Return the data that follows exactly as it appears. Pictures do not belong in the copy.

(Beginning of MATERIAL TO PROCESS)

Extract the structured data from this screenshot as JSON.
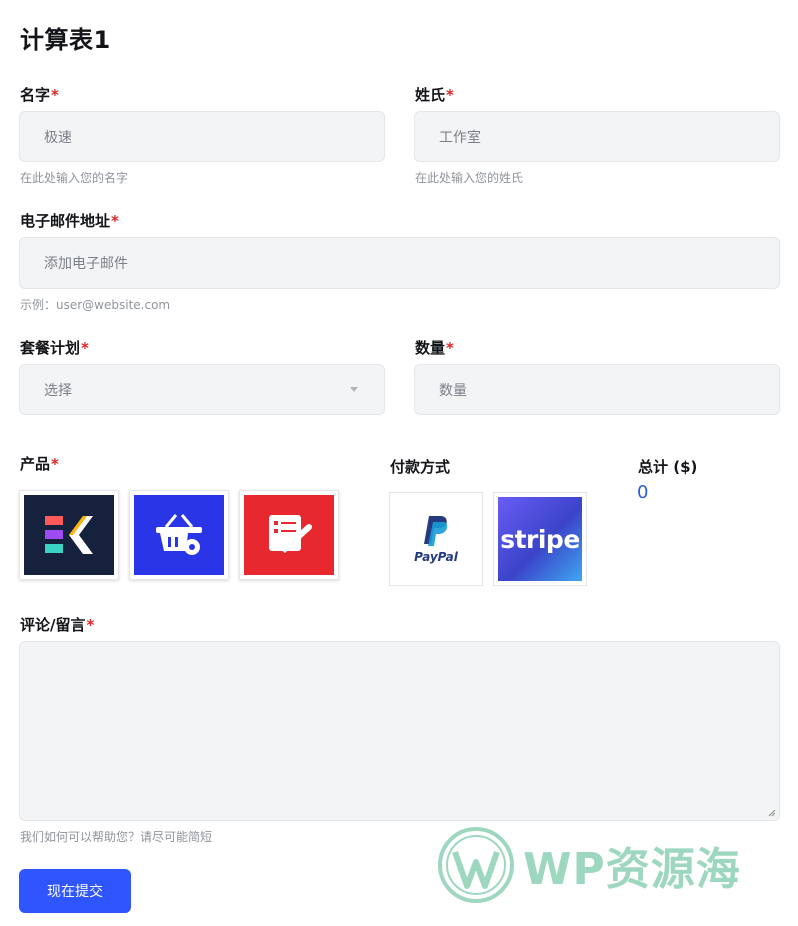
{
  "form": {
    "title": "计算表1",
    "required_mark": "*",
    "first_name": {
      "label": "名字",
      "value": "极速",
      "hint": "在此处输入您的名字"
    },
    "last_name": {
      "label": "姓氏",
      "value": "工作室",
      "hint": "在此处输入您的姓氏"
    },
    "email": {
      "label": "电子邮件地址",
      "placeholder": "添加电子邮件",
      "hint": "示例：user@website.com"
    },
    "plan": {
      "label": "套餐计划",
      "selected": "选择"
    },
    "quantity": {
      "label": "数量",
      "placeholder": "数量"
    },
    "products": {
      "label": "产品",
      "items": [
        {
          "name": "elementskit-logo",
          "bg": "#16213e"
        },
        {
          "name": "basket-gear-logo",
          "bg": "#2b35e8"
        },
        {
          "name": "checklist-logo",
          "bg": "#e8282f"
        }
      ]
    },
    "payment": {
      "label": "付款方式",
      "paypal": "PayPal",
      "stripe": "stripe"
    },
    "total": {
      "label": "总计 ($)",
      "value": "0"
    },
    "comment": {
      "label": "评论/留言",
      "hint": "我们如何可以帮助您？请尽可能简短"
    },
    "submit_label": "现在提交"
  },
  "watermark": {
    "text": "WP资源海"
  },
  "colors": {
    "accent": "#2f55ff",
    "required": "#e02424",
    "field_bg": "#f3f4f6",
    "total": "#2b5fd9"
  }
}
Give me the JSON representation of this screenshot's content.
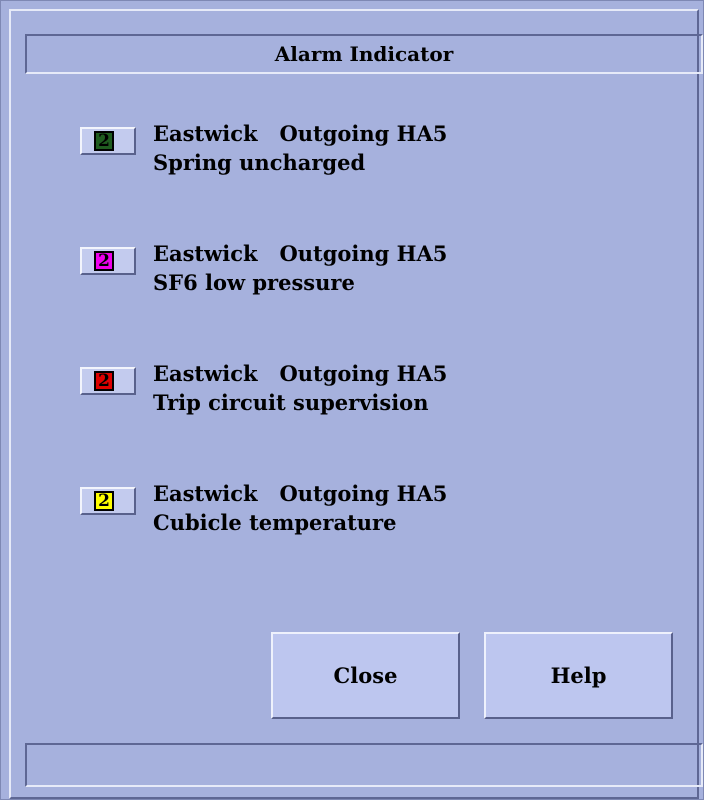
{
  "window": {
    "title": "Alarm Indicator"
  },
  "alarms": [
    {
      "count": "2",
      "location": "Eastwick   Outgoing HA5",
      "description": "Spring uncharged",
      "color": "#1f5c1f",
      "text_color": "#000000"
    },
    {
      "count": "2",
      "location": "Eastwick   Outgoing HA5",
      "description": "SF6 low pressure",
      "color": "#ee00ee",
      "text_color": "#000000"
    },
    {
      "count": "2",
      "location": "Eastwick   Outgoing HA5",
      "description": "Trip circuit supervision",
      "color": "#dd0000",
      "text_color": "#000000"
    },
    {
      "count": "2",
      "location": "Eastwick   Outgoing HA5",
      "description": "Cubicle temperature",
      "color": "#ffff00",
      "text_color": "#000000"
    }
  ],
  "buttons": {
    "close_label": "Close",
    "help_label": "Help"
  },
  "status": {
    "text": ""
  }
}
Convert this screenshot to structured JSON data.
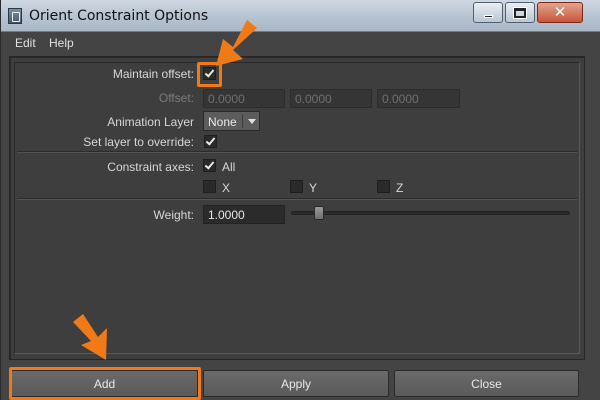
{
  "window": {
    "title": "Orient Constraint Options",
    "close_glyph": "✕"
  },
  "menu": {
    "items": [
      "Edit",
      "Help"
    ]
  },
  "options": {
    "maintain_offset": {
      "label": "Maintain offset:",
      "checked": true
    },
    "offset": {
      "label": "Offset:",
      "values": [
        "0.0000",
        "0.0000",
        "0.0000"
      ],
      "enabled": false
    },
    "animation_layer": {
      "label": "Animation Layer",
      "selected": "None"
    },
    "set_layer_override": {
      "label": "Set layer to override:",
      "checked": true
    },
    "constraint_axes": {
      "label": "Constraint axes:",
      "all": {
        "label": "All",
        "checked": true
      },
      "x": {
        "label": "X",
        "checked": false
      },
      "y": {
        "label": "Y",
        "checked": false
      },
      "z": {
        "label": "Z",
        "checked": false
      }
    },
    "weight": {
      "label": "Weight:",
      "value": "1.0000",
      "slider_fraction": 0.1
    }
  },
  "buttons": {
    "add": "Add",
    "apply": "Apply",
    "close": "Close"
  },
  "annotation": {
    "color": "#f07a17"
  }
}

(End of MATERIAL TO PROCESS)

- _SOLUTION TO THIS PROBLEM_:
Extract the structured data from this screenshot as JSON.
{
  "form": {
    "title": "计算表1",
    "required_mark": "*",
    "first_name": {
      "label": "名字",
      "value": "极速",
      "hint": "在此处输入您的名字"
    },
    "last_name": {
      "label": "姓氏",
      "value": "工作室",
      "hint": "在此处输入您的姓氏"
    },
    "email": {
      "label": "电子邮件地址",
      "placeholder": "添加电子邮件",
      "hint": "示例：user@website.com"
    },
    "plan": {
      "label": "套餐计划",
      "selected": "选择"
    },
    "quantity": {
      "label": "数量",
      "placeholder": "数量"
    },
    "products": {
      "label": "产品",
      "items": [
        {
          "name": "elementskit-logo",
          "bg": "#16213e"
        },
        {
          "name": "basket-gear-logo",
          "bg": "#2b35e8"
        },
        {
          "name": "checklist-logo",
          "bg": "#e8282f"
        }
      ]
    },
    "payment": {
      "label": "付款方式",
      "paypal": "PayPal",
      "stripe": "stripe"
    },
    "total": {
      "label": "总计 ($)",
      "value": "0"
    },
    "comment": {
      "label": "评论/留言",
      "hint": "我们如何可以帮助您？请尽可能简短"
    },
    "submit_label": "现在提交"
  },
  "watermark": {
    "text": "WP资源海"
  },
  "colors": {
    "accent": "#2f55ff",
    "required": "#e02424",
    "field_bg": "#f3f4f6",
    "total": "#2b5fd9"
  }
}
Give me the JSON representation of this screenshot's content.
{
  "window": {
    "title": "Alarm Indicator"
  },
  "alarms": [
    {
      "count": "2",
      "location": "Eastwick   Outgoing HA5",
      "description": "Spring uncharged",
      "color": "#1f5c1f",
      "text_color": "#000000"
    },
    {
      "count": "2",
      "location": "Eastwick   Outgoing HA5",
      "description": "SF6 low pressure",
      "color": "#ee00ee",
      "text_color": "#000000"
    },
    {
      "count": "2",
      "location": "Eastwick   Outgoing HA5",
      "description": "Trip circuit supervision",
      "color": "#dd0000",
      "text_color": "#000000"
    },
    {
      "count": "2",
      "location": "Eastwick   Outgoing HA5",
      "description": "Cubicle temperature",
      "color": "#ffff00",
      "text_color": "#000000"
    }
  ],
  "buttons": {
    "close_label": "Close",
    "help_label": "Help"
  },
  "status": {
    "text": ""
  }
}
Convert this screenshot to structured JSON data.
{
  "window": {
    "title": "Orient Constraint Options",
    "close_glyph": "✕"
  },
  "menu": {
    "items": [
      "Edit",
      "Help"
    ]
  },
  "options": {
    "maintain_offset": {
      "label": "Maintain offset:",
      "checked": true
    },
    "offset": {
      "label": "Offset:",
      "values": [
        "0.0000",
        "0.0000",
        "0.0000"
      ],
      "enabled": false
    },
    "animation_layer": {
      "label": "Animation Layer",
      "selected": "None"
    },
    "set_layer_override": {
      "label": "Set layer to override:",
      "checked": true
    },
    "constraint_axes": {
      "label": "Constraint axes:",
      "all": {
        "label": "All",
        "checked": true
      },
      "x": {
        "label": "X",
        "checked": false
      },
      "y": {
        "label": "Y",
        "checked": false
      },
      "z": {
        "label": "Z",
        "checked": false
      }
    },
    "weight": {
      "label": "Weight:",
      "value": "1.0000",
      "slider_fraction": 0.1
    }
  },
  "buttons": {
    "add": "Add",
    "apply": "Apply",
    "close": "Close"
  },
  "annotation": {
    "color": "#f07a17"
  }
}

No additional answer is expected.